For patients with an underbite, there are different orthodontic appliances that can be used to correct the bite. If interceptive orthodontic care is started before a child reaches puberty, reverse pull headgear (also known as a facemask) is an effective treatment option that can fix a patient’s bite and help avoid surgery in the future.
The headgear is worn on the face and it rests on the patient’s forehead and chin. The same rubber bands used to bring the upper jaw forward also provide the reciprocal force to hold the appliance against the face.
Reverse headgear is used in growing patients with underbites to move the jaw in the same direction that it was supposed to grow in the first place. More specifically, it is used when the upper jaw is underdeveloped, usually front to back or side to side, to pull it forward and assist in the growth of the upper jaw. I also will use this appliance sometimes if the lower jaw is a little overdeveloped and positioned forward.
Expanders are also often incorporated to increase vertical height a little bit, but mostly to bring an underdeveloped upper jaw forward.
If a child uses reverse headgear at an early age (as young as four or five years old), I can fix a significant underbite in three to four months when worn 18 hours a day, and even sooner if they keep it on 24 hours a day. I prefer to treat the patients when they are young enough that their baby teeth have plenty of long roots so we don’t have to compromise permanent molars. This treatment is ideal for children four years old up to puberty. After that, when children have a growth spurt, the reverse pull headgear has less of a jaw effect and just some tooth effect.
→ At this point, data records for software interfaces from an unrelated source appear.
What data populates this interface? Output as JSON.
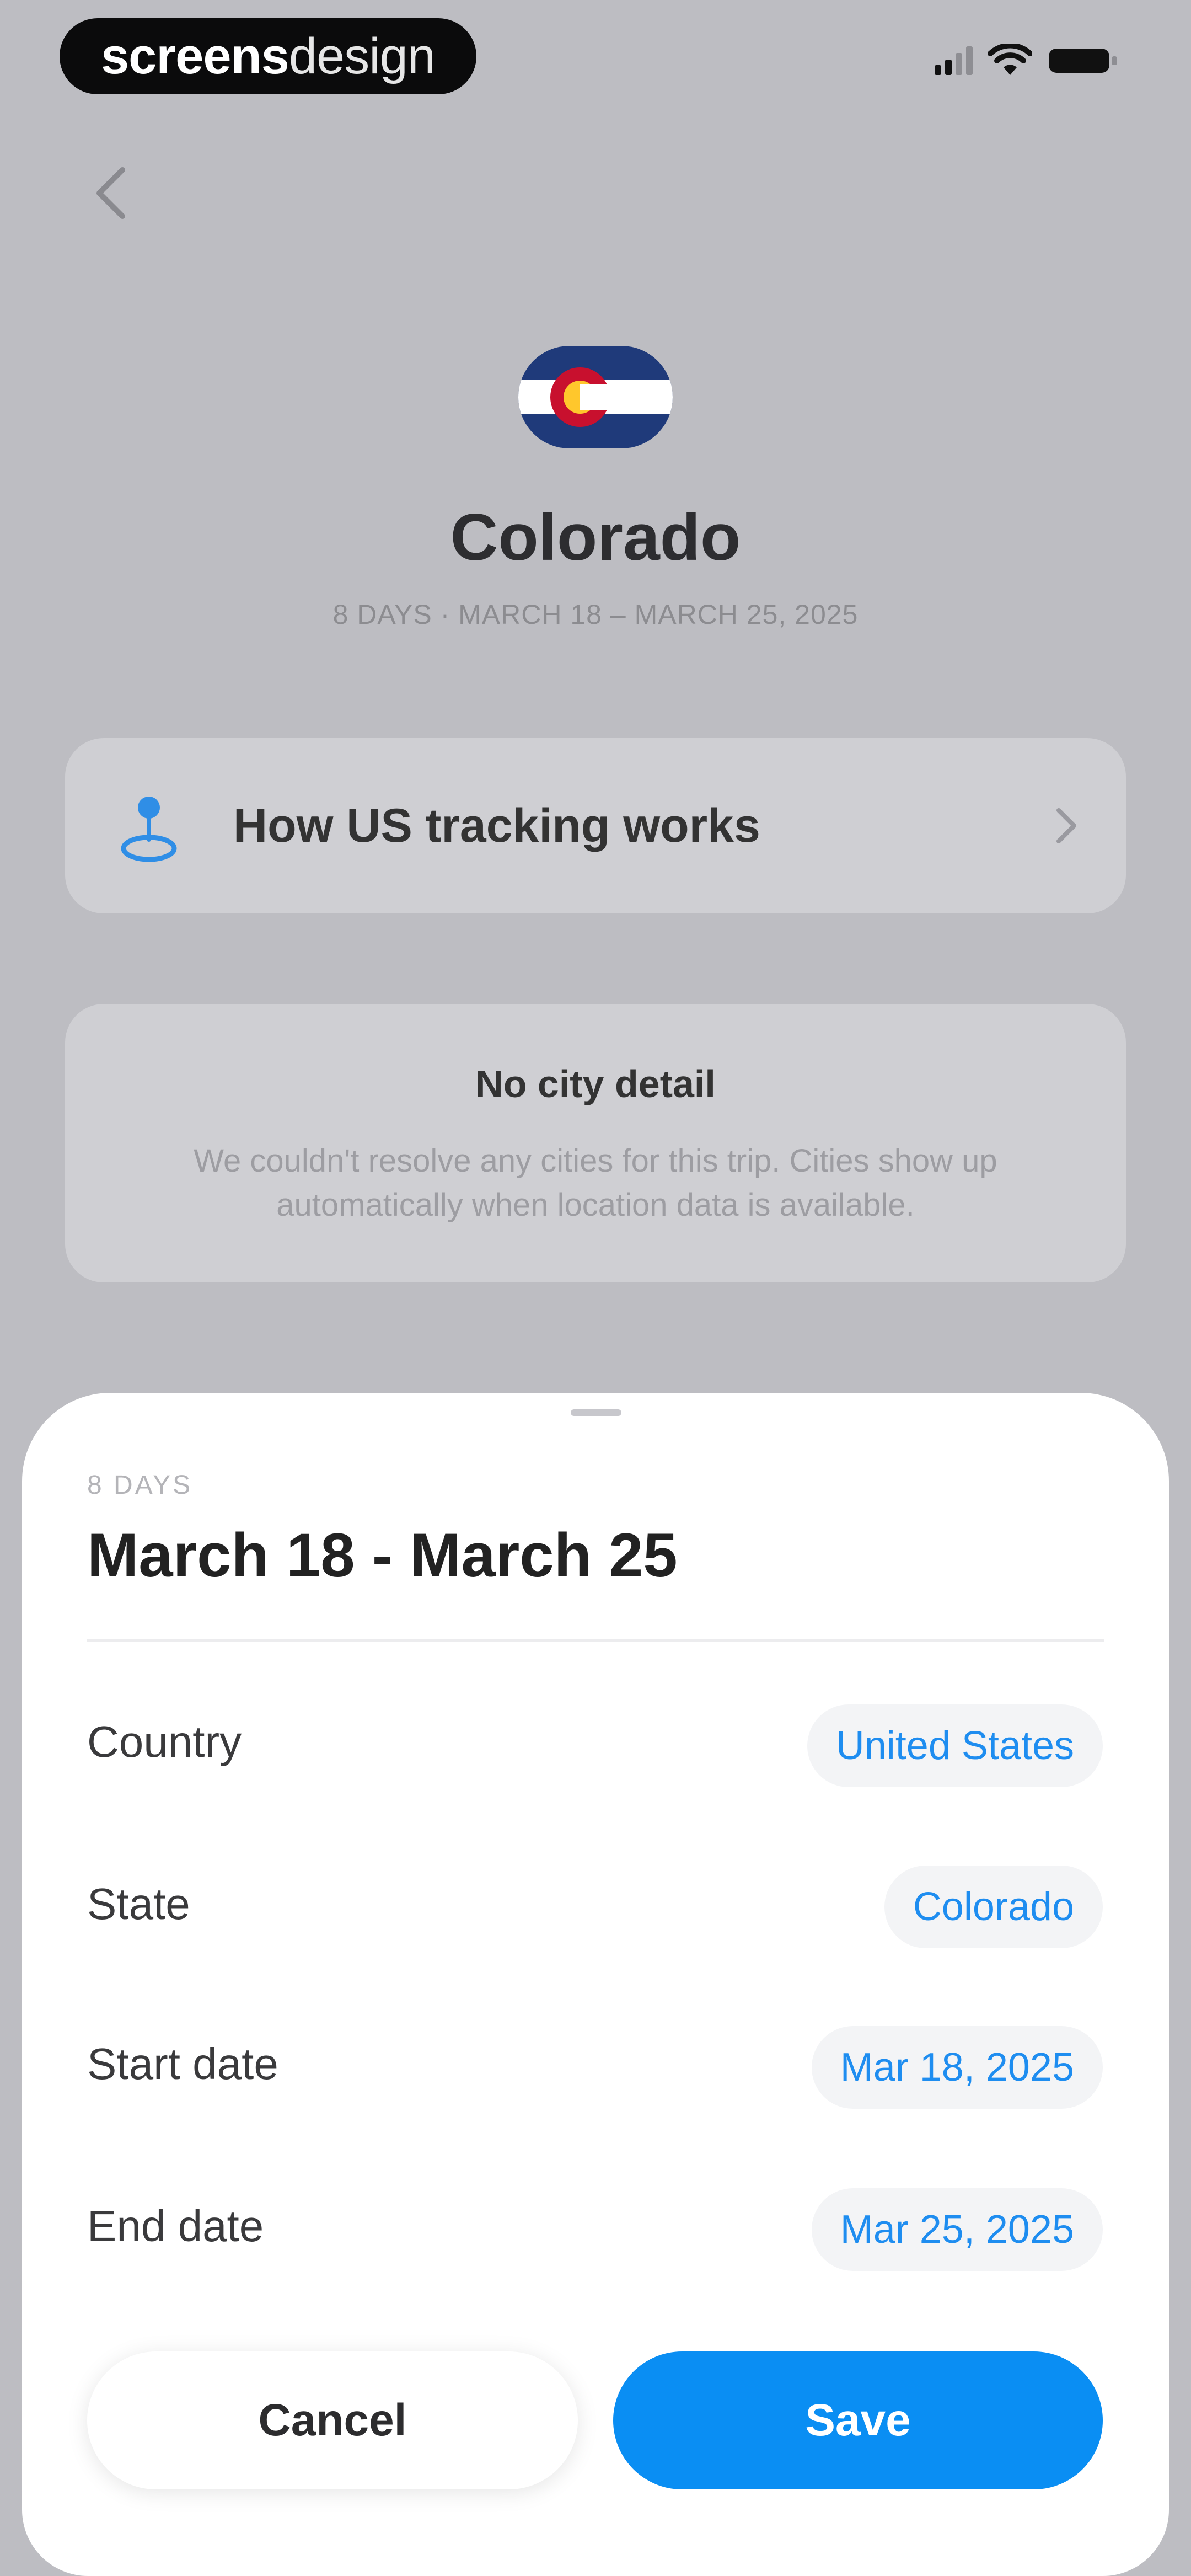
{
  "status_bar": {
    "brand_bold": "screens",
    "brand_light": "design"
  },
  "header": {
    "title": "Colorado",
    "subtitle": "8 DAYS · MARCH 18 – MARCH 25, 2025"
  },
  "info_card": {
    "label": "How US tracking works"
  },
  "empty_state": {
    "title": "No city detail",
    "body": "We couldn't resolve any cities for this trip. Cities show up automatically when location data is available."
  },
  "sheet": {
    "kicker": "8 DAYS",
    "title": "March 18 - March 25",
    "rows": [
      {
        "label": "Country",
        "value": "United States"
      },
      {
        "label": "State",
        "value": "Colorado"
      },
      {
        "label": "Start date",
        "value": "Mar 18, 2025"
      },
      {
        "label": "End date",
        "value": "Mar 25, 2025"
      }
    ],
    "cancel_label": "Cancel",
    "save_label": "Save"
  },
  "colors": {
    "accent": "#0a8ef3",
    "link": "#1e8df0",
    "backdrop": "#bdbdc2"
  }
}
Treating patients with reverse pull headgear at a young age produces a more balanced face, a better profile (less concave) and a healthier bite.